▸ **EXERCISE PROMPT**
In your copy of the records, include every word exactly and no pictures.

• • • • •

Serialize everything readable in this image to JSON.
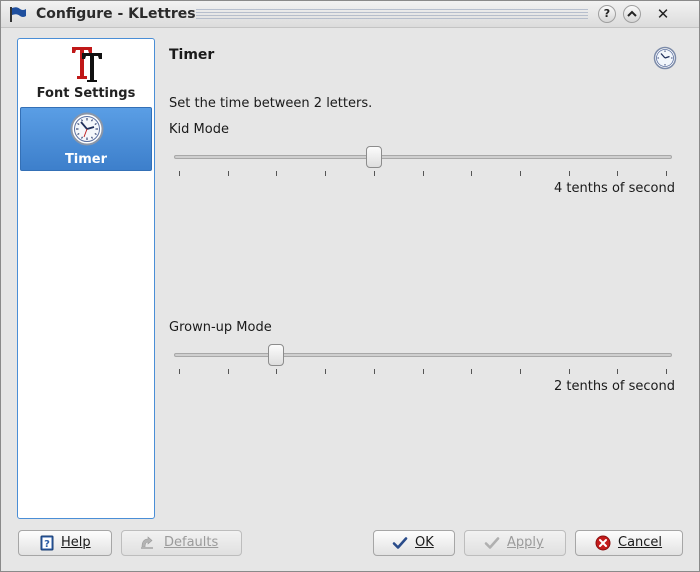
{
  "window": {
    "title": "Configure - KLettres",
    "buttons": {
      "help": "?",
      "shade": "^",
      "close": "✕"
    }
  },
  "sidebar": {
    "items": [
      {
        "label": "Font Settings",
        "icon": "font-tt-icon",
        "selected": false
      },
      {
        "label": "Timer",
        "icon": "clock-icon",
        "selected": true
      }
    ]
  },
  "page": {
    "title": "Timer",
    "description": "Set the time between 2 letters.",
    "kid": {
      "label": "Kid Mode",
      "value": 4,
      "min": 0,
      "max": 10,
      "value_text": "4 tenths of second"
    },
    "grownup": {
      "label": "Grown-up Mode",
      "value": 2,
      "min": 0,
      "max": 10,
      "value_text": "2 tenths of second"
    }
  },
  "buttons": {
    "help": "Help",
    "defaults": "Defaults",
    "ok": "OK",
    "apply": "Apply",
    "cancel": "Cancel"
  },
  "colors": {
    "selection": "#4a8ed6",
    "window_bg": "#e6e6e6"
  }
}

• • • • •

▸ **SOLUTION**
Serialize everything readable in this image to JSON.
{
  "window": {
    "title": "Configure - KLettres",
    "buttons": {
      "help": "?",
      "shade": "^",
      "close": "✕"
    }
  },
  "sidebar": {
    "items": [
      {
        "label": "Font Settings",
        "icon": "font-tt-icon",
        "selected": false
      },
      {
        "label": "Timer",
        "icon": "clock-icon",
        "selected": true
      }
    ]
  },
  "page": {
    "title": "Timer",
    "description": "Set the time between 2 letters.",
    "kid": {
      "label": "Kid Mode",
      "value": 4,
      "min": 0,
      "max": 10,
      "value_text": "4 tenths of second"
    },
    "grownup": {
      "label": "Grown-up Mode",
      "value": 2,
      "min": 0,
      "max": 10,
      "value_text": "2 tenths of second"
    }
  },
  "buttons": {
    "help": "Help",
    "defaults": "Defaults",
    "ok": "OK",
    "apply": "Apply",
    "cancel": "Cancel"
  },
  "colors": {
    "selection": "#4a8ed6",
    "window_bg": "#e6e6e6"
  }
}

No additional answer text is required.